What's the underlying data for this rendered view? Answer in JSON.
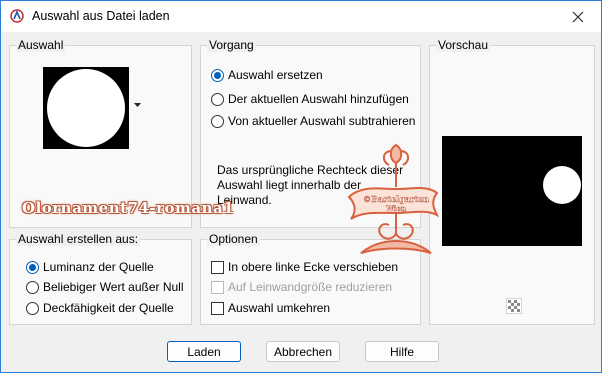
{
  "window": {
    "title": "Auswahl aus Datei laden"
  },
  "groups": {
    "auswahl": {
      "label": "Auswahl"
    },
    "vorgang": {
      "label": "Vorgang",
      "options": [
        {
          "label": "Auswahl ersetzen",
          "checked": true
        },
        {
          "label": "Der aktuellen Auswahl hinzufügen",
          "checked": false
        },
        {
          "label": "Von aktueller Auswahl subtrahieren",
          "checked": false
        }
      ],
      "info_lines": [
        "Das ursprüngliche Rechteck dieser",
        "Auswahl liegt innerhalb der",
        "Leinwand."
      ]
    },
    "vorschau": {
      "label": "Vorschau"
    },
    "erstellen": {
      "label": "Auswahl erstellen aus:",
      "options": [
        {
          "label": "Luminanz der Quelle",
          "checked": true
        },
        {
          "label": "Beliebiger Wert außer Null",
          "checked": false
        },
        {
          "label": "Deckfähigkeit der Quelle",
          "checked": false
        }
      ]
    },
    "optionen": {
      "label": "Optionen",
      "checks": [
        {
          "label": "In obere linke Ecke verschieben",
          "checked": false,
          "disabled": false
        },
        {
          "label": "Auf Leinwandgröße reduzieren",
          "checked": false,
          "disabled": true
        },
        {
          "label": "Auswahl umkehren",
          "checked": false,
          "disabled": false
        }
      ]
    }
  },
  "buttons": {
    "ok": "Laden",
    "cancel": "Abbrechen",
    "help": "Hilfe"
  },
  "watermark": {
    "text": "Olornament74-romana1",
    "stamp_line1": "©Bastelgarten",
    "stamp_line2": "Wien"
  },
  "icons": {
    "app": "psp-app-icon",
    "close": "close-icon",
    "dropdown": "chevron-down-icon",
    "checker": "transparency-checker-icon"
  },
  "colors": {
    "accent": "#005fb8",
    "ornament": "#d8613f"
  }
}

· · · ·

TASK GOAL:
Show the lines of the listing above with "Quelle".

WRITTEN ANSWER:
          "label": "Luminanz der Quelle",
          "label": "Deckfähigkeit der Quelle",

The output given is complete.